Turkey attack overshadows Clinton's last day

Turkey attack overshadows Clinton's last day

WASHINGTON - Agence France-Presse
Turkey attack overshadows Clintons last day

Secretary of State Hillary Rodham Clinton smiles before speaking on American leadership at the Council on Foreign Relations in Washington, Thursday, Jan. 31, 2013. AP photo

Secretary of State Hillary Clinton bade farewell to her staff Friday on her final day as America's top diplomat that was marred by the latest in a series of attacks on US missions.

Between walking around the sprawling State Department to say her goodbyes, Clinton also found herself on the phone again with a foreign leader -- this time because the US embassy in Ankara had come under attack.

It was a phone call that has become all too familiar in recent months, especially since the September attack on the outpost in Benghazi, eastern Libya, in which the ambassador, Chris Stevens, and three other Americans died.

"I am very proud of the work we have done together," Clinton, 65, told hundreds of cheering staff as she prepared to leave, having tendered her letter of resignation to President Barack Obama.

"Of course, we live in very complex and even dangerous times, as we saw again just today at our embassy in Ankara, where we were attacked and lost one of our foreign service nationals, and others injured.

"I know that the world we are trying to help bring into being in the 21st century will have many difficult days," Clinton said.

But the former first lady and New York senator said she was "more optimistic today than I was when I stood here four years ago" because of the department's work to help ensure "peace, progress and prosperity" around the world.

US officials said they are probing what happened in Ankara, when a bomber wearing a suicide vest blew himself up at the first checkpoint on the perimeter of the embassy compound, killing a local Turkish security guard.

The bombing once again exposes the vulnerability of the army of 70,000 US diplomats -- many of whom operate in the world's hotspots -- an issue set to be one of the top priorities for incoming secretary of state John Kerry.

Kerry, who was to be sworn in at a private ceremony by Justice Elena Kagan later Friday, told the Boston Globe that he would begin working on diplomatic protection when he starts at 9:00 am (1300 GMT) Monday.

"There are certain things I intend to issue instructions on the minute I come in," Kerry told the leading daily paper in his home state of Massachusetts, where he served as a senator for 28 years.

"I won't go into the details, but Benghazi, embassy security, issues regarding some of the analysis that I want to track with respect to Iran, with respect to Syria.
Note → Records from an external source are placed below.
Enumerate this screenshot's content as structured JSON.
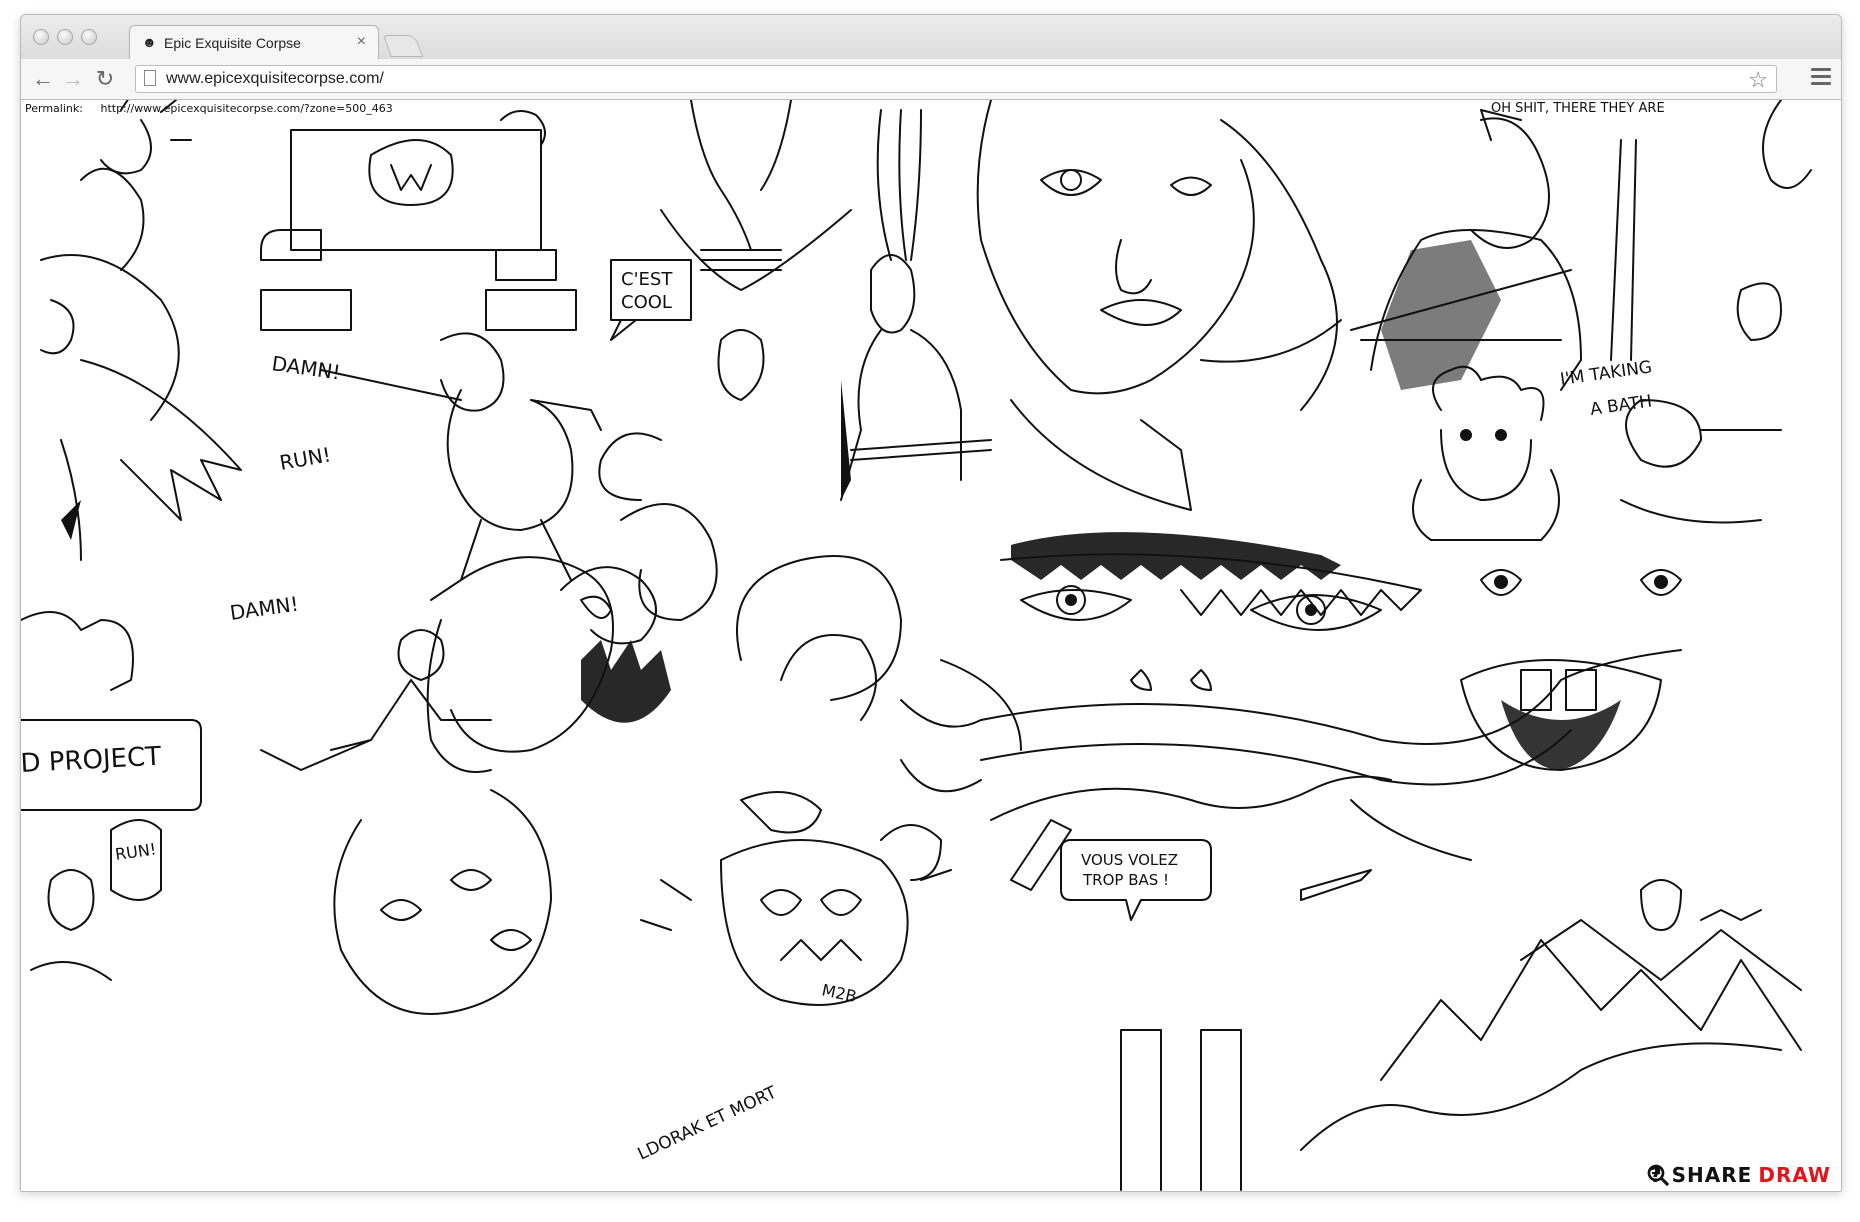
{
  "browser": {
    "tab_title": "Epic Exquisite Corpse",
    "tab_favicon": "smiley-icon",
    "url": "www.epicexquisitecorpse.com/"
  },
  "page": {
    "permalink_label": "Permalink:",
    "permalink_url": "http://www.epicexquisitecorpse.com/?zone=500_463",
    "controls": {
      "zoom_in": "zoom-in-icon",
      "zoom_out": "zoom-out-icon",
      "help": "?",
      "share": "SHARE",
      "draw": "DRAW",
      "draw_color": "#e0161b"
    },
    "drawing_texts": {
      "damn_1": "DAMN!",
      "run_1": "RUN!",
      "damn_2": "DAMN!",
      "run_2": "RUN!",
      "cest_line1": "C'EST",
      "cest_line2": "COOL",
      "bath_line1": "I'M TAKING",
      "bath_line2": "A BATH",
      "project": "D PROJECT",
      "vous_line1": "VOUS VOLEZ",
      "vous_line2": "TROP BAS !",
      "mort": "LDORAK ET MORT",
      "oh_shit": "OH SHIT, THERE THEY ARE",
      "m2b": "M2B"
    }
  }
}
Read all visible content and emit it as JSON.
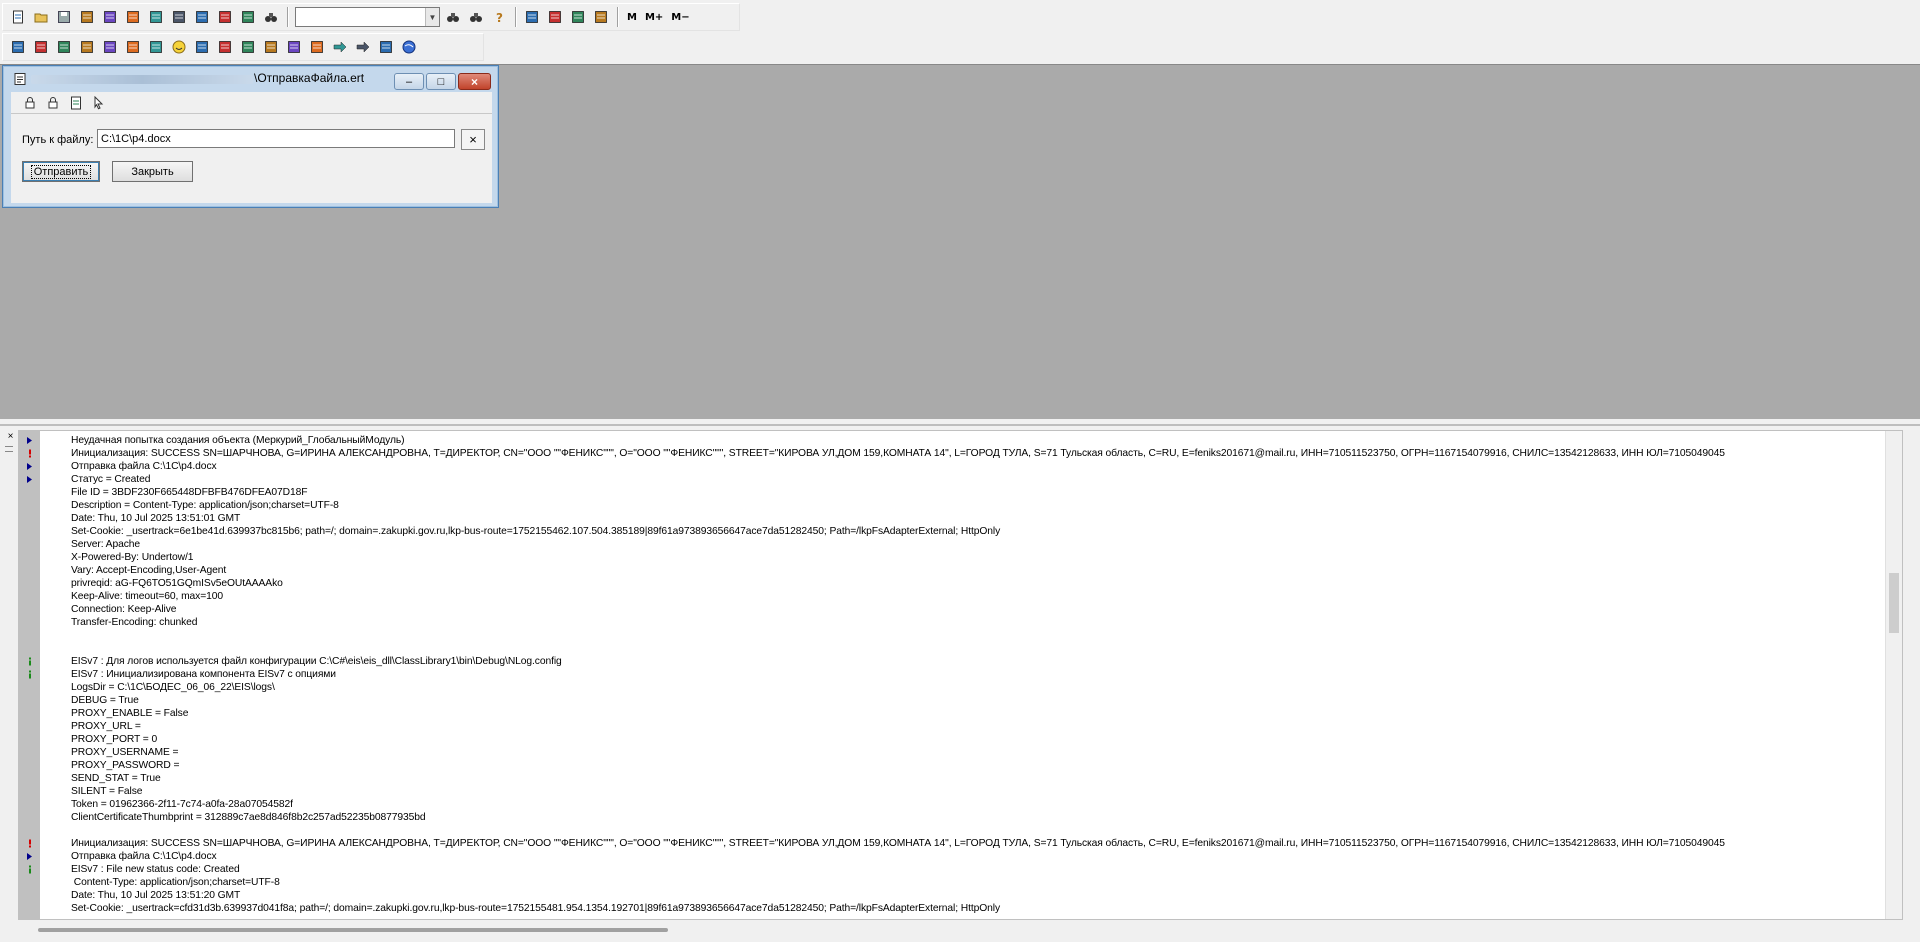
{
  "toolbar": {
    "row1_icons": [
      "new-doc-icon",
      "open-folder-icon",
      "save-icon",
      "cut-icon",
      "copy-icon",
      "paste-icon",
      "print-icon",
      "print-preview-icon",
      "config-icon",
      "undo-icon",
      "redo-icon",
      "binoculars-icon"
    ],
    "row1_icons_b": [
      "find-replace-icon",
      "find-next-icon",
      "help-icon"
    ],
    "row1_icons_c": [
      "table-icon",
      "calc-icon",
      "chat-icon",
      "book-icon"
    ],
    "m_buttons": [
      "M",
      "M+",
      "M−"
    ],
    "row2_icons": [
      "run-icon",
      "debug-icon",
      "mark-icon",
      "unmark-icon",
      "cube-icon",
      "grid-icon",
      "form-icon",
      "smile-icon",
      "palette-icon",
      "colors-icon",
      "coin-icon",
      "text-icon",
      "layout-icon",
      "list-icon",
      "arrow-right-icon",
      "arrow-red-icon",
      "users-icon",
      "globe-icon"
    ]
  },
  "child_window": {
    "caption": "\\ОтправкаФайла.ert",
    "sub_toolbar_icons": [
      "lock-unlock-icon",
      "lock-icon",
      "help-doc-icon",
      "pointer-icon"
    ],
    "field_label": "Путь к файлу:",
    "path_value": "C:\\1C\\p4.docx",
    "clear_symbol": "×",
    "send_label": "Отправить",
    "close_label": "Закрыть",
    "win_min": "–",
    "win_max": "□",
    "win_close": "×"
  },
  "messages": {
    "close_symbol": "×",
    "lines": [
      {
        "mark": "arrow",
        "text": "Неудачная попытка создания объекта (Меркурий_ГлобальныйМодуль)"
      },
      {
        "mark": "excl",
        "text": "Инициализация: SUCCESS SN=ШАРЧНОВА, G=ИРИНА АЛЕКСАНДРОВНА, T=ДИРЕКТОР, CN=\"ООО \"\"ФЕНИКС\"\"\", O=\"ООО \"\"ФЕНИКС\"\"\", STREET=\"КИРОВА УЛ,ДОМ 159,КОМНАТА 14\", L=ГОРОД ТУЛА, S=71 Тульская область, C=RU, E=feniks201671@mail.ru, ИНН=710511523750, ОГРН=1167154079916, СНИЛС=13542128633, ИНН ЮЛ=7105049045"
      },
      {
        "mark": "arrow",
        "text": "Отправка файла C:\\1C\\p4.docx"
      },
      {
        "mark": "arrow",
        "text": "Статус = Created"
      },
      {
        "mark": "",
        "text": "File ID = 3BDF230F665448DFBFB476DFEA07D18F"
      },
      {
        "mark": "",
        "text": "Description = Content-Type: application/json;charset=UTF-8"
      },
      {
        "mark": "",
        "text": "Date: Thu, 10 Jul 2025 13:51:01 GMT"
      },
      {
        "mark": "",
        "text": "Set-Cookie: _usertrack=6e1be41d.639937bc815b6; path=/; domain=.zakupki.gov.ru,lkp-bus-route=1752155462.107.504.385189|89f61a973893656647ace7da51282450; Path=/lkpFsAdapterExternal; HttpOnly"
      },
      {
        "mark": "",
        "text": "Server: Apache"
      },
      {
        "mark": "",
        "text": "X-Powered-By: Undertow/1"
      },
      {
        "mark": "",
        "text": "Vary: Accept-Encoding,User-Agent"
      },
      {
        "mark": "",
        "text": "privreqid: aG-FQ6TO51GQmISv5eOUtAAAAko"
      },
      {
        "mark": "",
        "text": "Keep-Alive: timeout=60, max=100"
      },
      {
        "mark": "",
        "text": "Connection: Keep-Alive"
      },
      {
        "mark": "",
        "text": "Transfer-Encoding: chunked"
      },
      {
        "mark": "",
        "text": ""
      },
      {
        "mark": "",
        "text": ""
      },
      {
        "mark": "info",
        "text": "EISv7 : Для логов используется файл конфигурации C:\\C#\\eis\\eis_dll\\ClassLibrary1\\bin\\Debug\\NLog.config"
      },
      {
        "mark": "info",
        "text": "EISv7 : Инициализирована компонента EISv7 с опциями"
      },
      {
        "mark": "",
        "text": "LogsDir = C:\\1C\\БОДЕС_06_06_22\\EIS\\logs\\"
      },
      {
        "mark": "",
        "text": "DEBUG = True"
      },
      {
        "mark": "",
        "text": "PROXY_ENABLE = False"
      },
      {
        "mark": "",
        "text": "PROXY_URL ="
      },
      {
        "mark": "",
        "text": "PROXY_PORT = 0"
      },
      {
        "mark": "",
        "text": "PROXY_USERNAME ="
      },
      {
        "mark": "",
        "text": "PROXY_PASSWORD ="
      },
      {
        "mark": "",
        "text": "SEND_STAT = True"
      },
      {
        "mark": "",
        "text": "SILENT = False"
      },
      {
        "mark": "",
        "text": "Token = 01962366-2f11-7c74-a0fa-28a07054582f"
      },
      {
        "mark": "",
        "text": "ClientCertificateThumbprint = 312889c7ae8d846f8b2c257ad52235b0877935bd"
      },
      {
        "mark": "",
        "text": ""
      },
      {
        "mark": "excl",
        "text": "Инициализация: SUCCESS SN=ШАРЧНОВА, G=ИРИНА АЛЕКСАНДРОВНА, T=ДИРЕКТОР, CN=\"ООО \"\"ФЕНИКС\"\"\", O=\"ООО \"\"ФЕНИКС\"\"\", STREET=\"КИРОВА УЛ,ДОМ 159,КОМНАТА 14\", L=ГОРОД ТУЛА, S=71 Тульская область, C=RU, E=feniks201671@mail.ru, ИНН=710511523750, ОГРН=1167154079916, СНИЛС=13542128633, ИНН ЮЛ=7105049045"
      },
      {
        "mark": "arrow",
        "text": "Отправка файла C:\\1C\\p4.docx"
      },
      {
        "mark": "info",
        "text": "EISv7 : File new status code: Created"
      },
      {
        "mark": "",
        "text": " Content-Type: application/json;charset=UTF-8"
      },
      {
        "mark": "",
        "text": "Date: Thu, 10 Jul 2025 13:51:20 GMT"
      },
      {
        "mark": "",
        "text": "Set-Cookie: _usertrack=cfd31d3b.639937d041f8a; path=/; domain=.zakupki.gov.ru,lkp-bus-route=1752155481.954.1354.192701|89f61a973893656647ace7da51282450; Path=/lkpFsAdapterExternal; HttpOnly"
      }
    ]
  },
  "colors": {
    "mdi_background": "#aaaaaa",
    "arrow_mark": "#00008b",
    "excl_mark": "#d40000",
    "info_mark": "#1a8a1a"
  }
}
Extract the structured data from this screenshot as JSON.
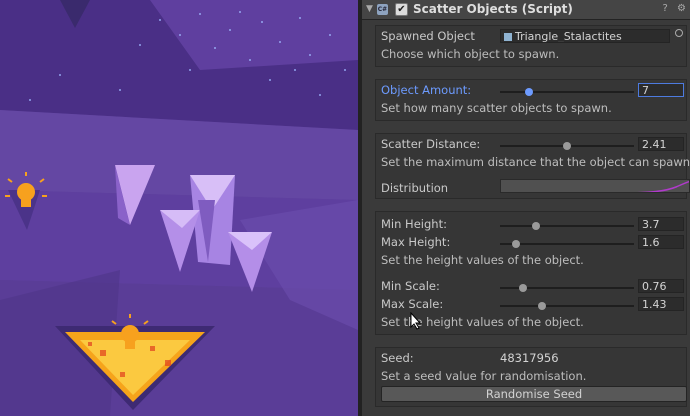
{
  "component": {
    "title": "Scatter Objects (Script)",
    "enabled": true
  },
  "spawned_object": {
    "label": "Spawned Object",
    "value": "Triangle_Stalactites",
    "description": "Choose which object to spawn."
  },
  "object_amount": {
    "label": "Object Amount:",
    "value": "7",
    "slider_fraction": 0.22,
    "description": "Set how many scatter objects to spawn."
  },
  "scatter_distance": {
    "label": "Scatter Distance:",
    "value": "2.41",
    "slider_fraction": 0.5,
    "description": "Set the maximum distance that the object can spawn"
  },
  "distribution": {
    "label": "Distribution"
  },
  "heights": {
    "min_label": "Min Height:",
    "min_value": "3.7",
    "min_fraction": 0.27,
    "max_label": "Max Height:",
    "max_value": "1.6",
    "max_fraction": 0.12,
    "description": "Set the height values of the object."
  },
  "scales": {
    "min_label": "Min Scale:",
    "min_value": "0.76",
    "min_fraction": 0.17,
    "max_label": "Max Scale:",
    "max_value": "1.43",
    "max_fraction": 0.31,
    "description": "Set the height values of the object."
  },
  "seed": {
    "label": "Seed:",
    "value": "48317956",
    "description": "Set a seed value for randomisation.",
    "button": "Randomise Seed"
  },
  "colors": {
    "highlight": "#6d9bff",
    "curve": "#b03acb",
    "scene_bg": "#5a3f99",
    "light": "#f7a11e"
  },
  "icons": [
    "script-icon",
    "help-icon",
    "settings-icon",
    "target-icon",
    "light-icon"
  ]
}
Trouble spots." Kerry also pointed to a "major meeting on Syria in the next few days," although it was not immediately clear whether he was just referring to talks being held at the Munich Security Conference.

Clinton won't return to politics
"I hearby resign as 67th secretary of state," Clinton told Obama in her letter of resignation, adding she was "proud of what we have accomplished together on behalf of the American people and in pursuit of our interests and values." She steps down with record popularity ratings of around 65 percent, and amid intense speculation that she could launch a second bid to be the nation's first woman president in the 2016 elections.

But so far Clinton has said she doesn't see herself returning to politics, saying instead she wants to work on advocacy and philanthropy and continue "the cause of my life," furthering the rights of women and girls.

Political analysts however say she could be the Democratic Party's best hope in four more years, and she would have good odds of breaking through that last glass ceiling.

"She is (a) more admired, less polarizing figure than she was in 2008," Democratic strategist Geoff Garin told National Public Radio.

"The political prospects are really quite good, and better than they were when she last ran for president." Kerry meanwhile revealed he would make his first foreign trip in February, but said he had no plans to beat Clinton's record of visiting 112 countries.

He also said Obama had asked him to replace Clinton a full week before US ambassador to the United Nations, Susan Rice, pulled out of the race.

Rice, who had been thought to be Obama's first choice for the post, had come under Republican fire for comments she made during the Benghazi maelstrom.